Using a range of secondary sources, the course explores the dynamic interaction between presidents, public opinion, and foreign policymaking in order to test a range of common assumptions about the determinants of American foreign policy in the period from 1933 to 1989. The course explores the interaction between opinion and policy in three periods: First, the Roosevelt era, with emphasis on FDR's response to American isolationism, the media and public attitudes towards Nazi Germany and the Second World War, and the influence of public pressures upon US policy. Second, the period of consensus on the Cold War, examining how Americans viewed the Communist world before, during and after the Korean War, the influence of the atomic bomb upon popular thinking, the limits of dissent in the period of McCarthyism, and the impact of public opinion upon policy-making during the Berlin and Cuban crises. Third, the period when the Cold War consensus broke down, focusing not just on the opposition to the Vietnam war and the new cleavages that emerged within US society but also on the changing nature of the American media and the very different attempts made by Nixon, Carter and Reagan to respond to this new environment.
20 hours of seminars in the MT. 20 hours of seminars in the LT. 2 hours of seminars in the ST.
20 seminars of two-hours. Students are expected to keep up with readings for the weekly meetings and to participate in the seminar discussions.
There will be a reading week in the Michaelmas and the Lent terms and a revision session in the Summer Term.
Students are required to produce two 3,000 word essays during the year. There will also be a mock exam (a one-hour timed essay).
A full bibliography accompanies the course and the teacher will advise on reading.

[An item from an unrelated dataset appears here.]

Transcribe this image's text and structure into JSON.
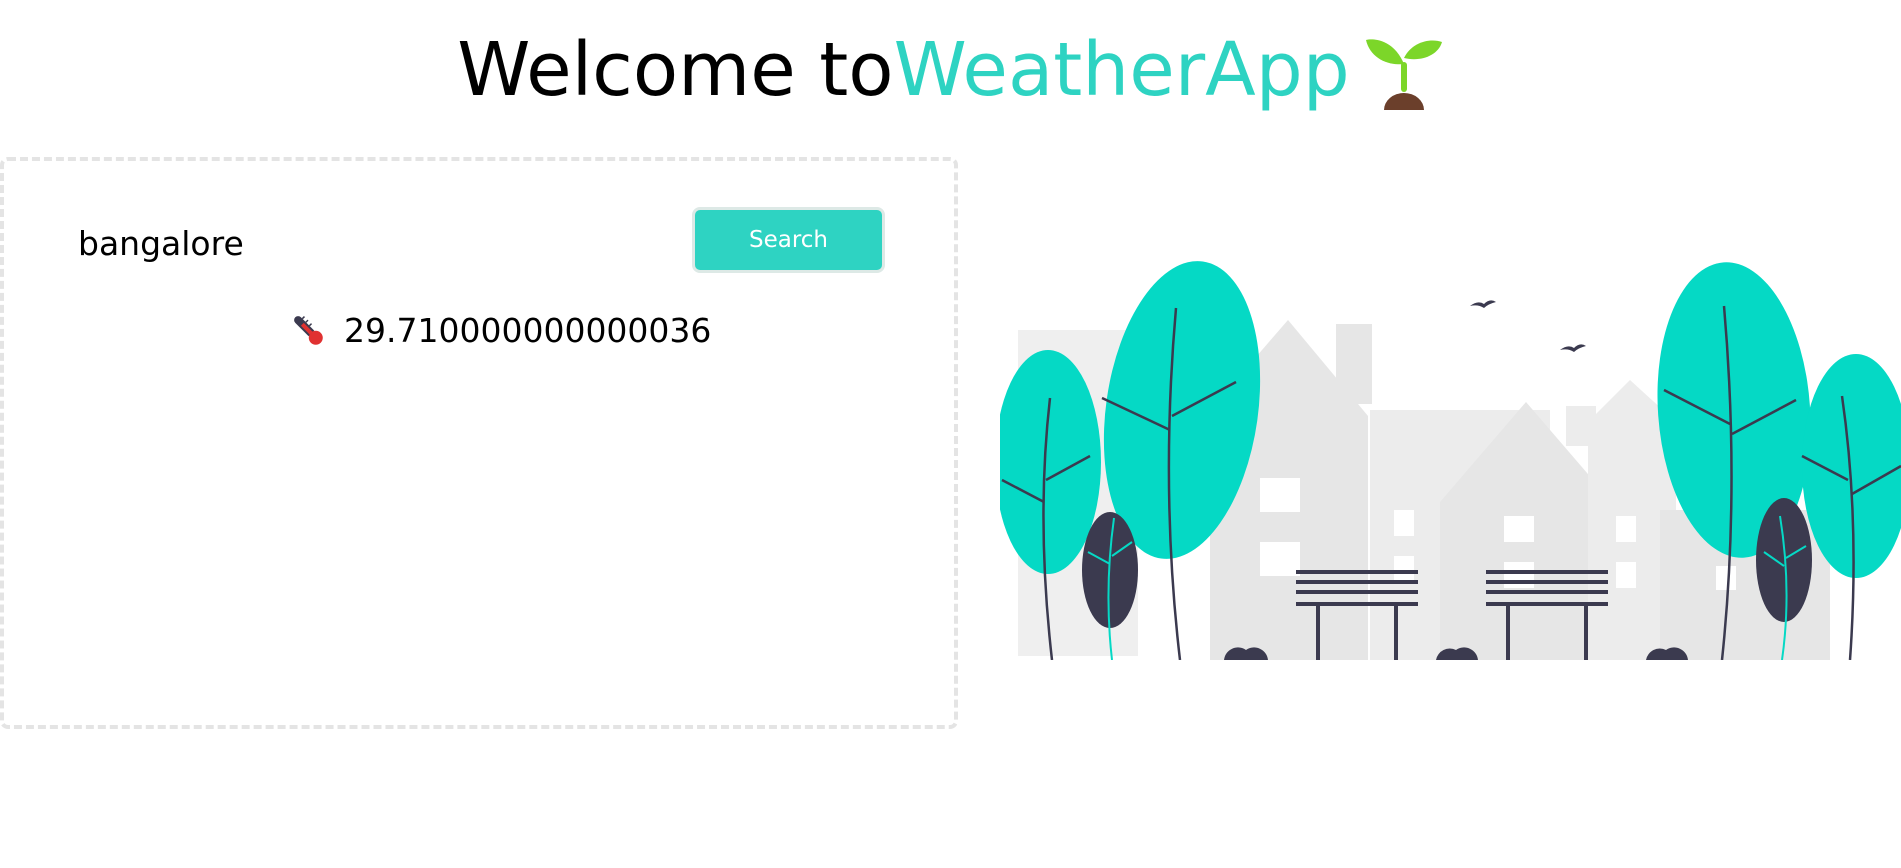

M Small, Democracy and Diplomacy (1996); ); S Casey, When Soldiers Fall (2014); S Casey, Cautious Crusade (2001); S Casey, Selling the Korean War (2008); D Foyle, Counting the Public In (1999); R Sobel, The Impact of Public Opinion on US Foreign Policy since Vietnam (2001)O R Holsti, Public Opinion and American Foreign Policy (1996).
Exam (100%, duration: 3 hours) in the main exam period.

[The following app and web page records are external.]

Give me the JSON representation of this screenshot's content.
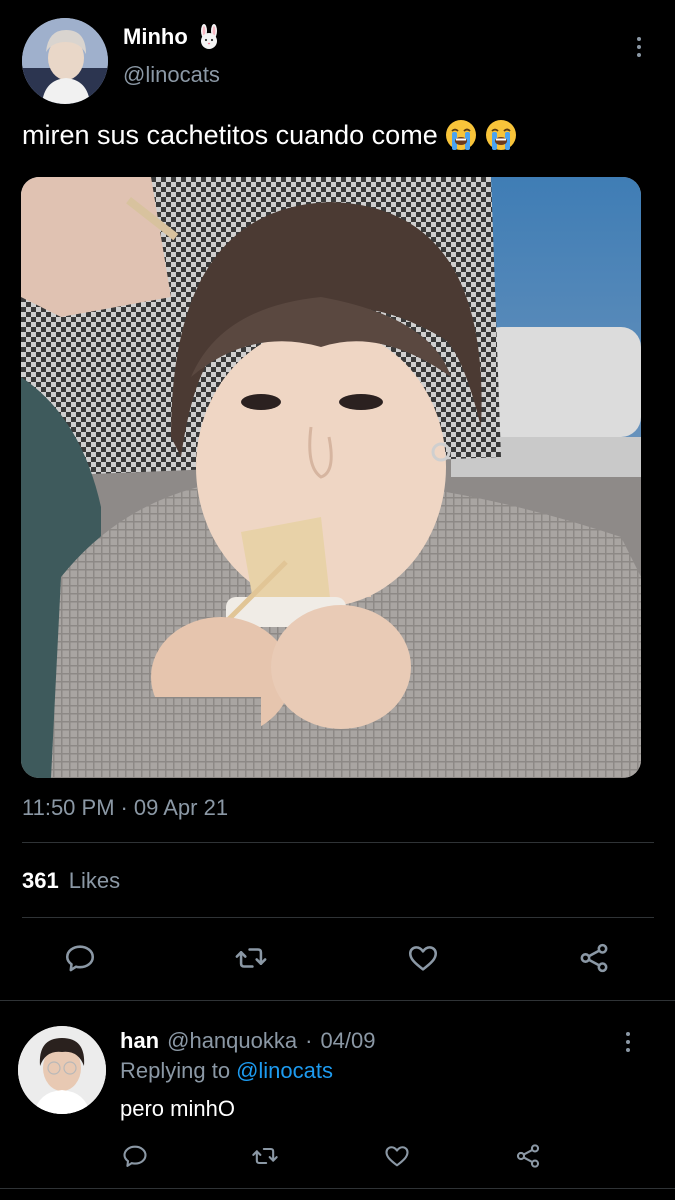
{
  "tweet": {
    "author": {
      "display_name": "Minho",
      "name_emoji": "rabbit-face-emoji",
      "handle": "@linocats"
    },
    "text": "miren sus cachetitos cuando come",
    "text_emojis": [
      "loudly-crying-face-emoji",
      "loudly-crying-face-emoji"
    ],
    "media_description_icon": "photo",
    "time": "11:50 PM",
    "separator": "·",
    "date": "09 Apr 21",
    "likes": {
      "count": "361",
      "label": "Likes"
    },
    "actions": [
      "reply-icon",
      "retweet-icon",
      "like-icon",
      "share-icon"
    ]
  },
  "reply": {
    "display_name": "han",
    "handle": "@hanquokka",
    "separator": "·",
    "date": "04/09",
    "replying_prefix": "Replying to",
    "replying_to": "@linocats",
    "text": "pero minhO",
    "actions": [
      "reply-icon",
      "retweet-icon",
      "like-icon",
      "share-icon"
    ]
  },
  "colors": {
    "background": "#000000",
    "primary_text": "#ffffff",
    "secondary_text": "#8b98a5",
    "link": "#1d9bf0",
    "divider": "#2f3336"
  }
}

A three-hour unseen written examination in the ST. The final examination will count for 100% of the final course assessment.
Department: International History
Total students 2016/17: 24
Average class size 2016/17: 12
Controlled access 2016/17: Yes
Value: One Unit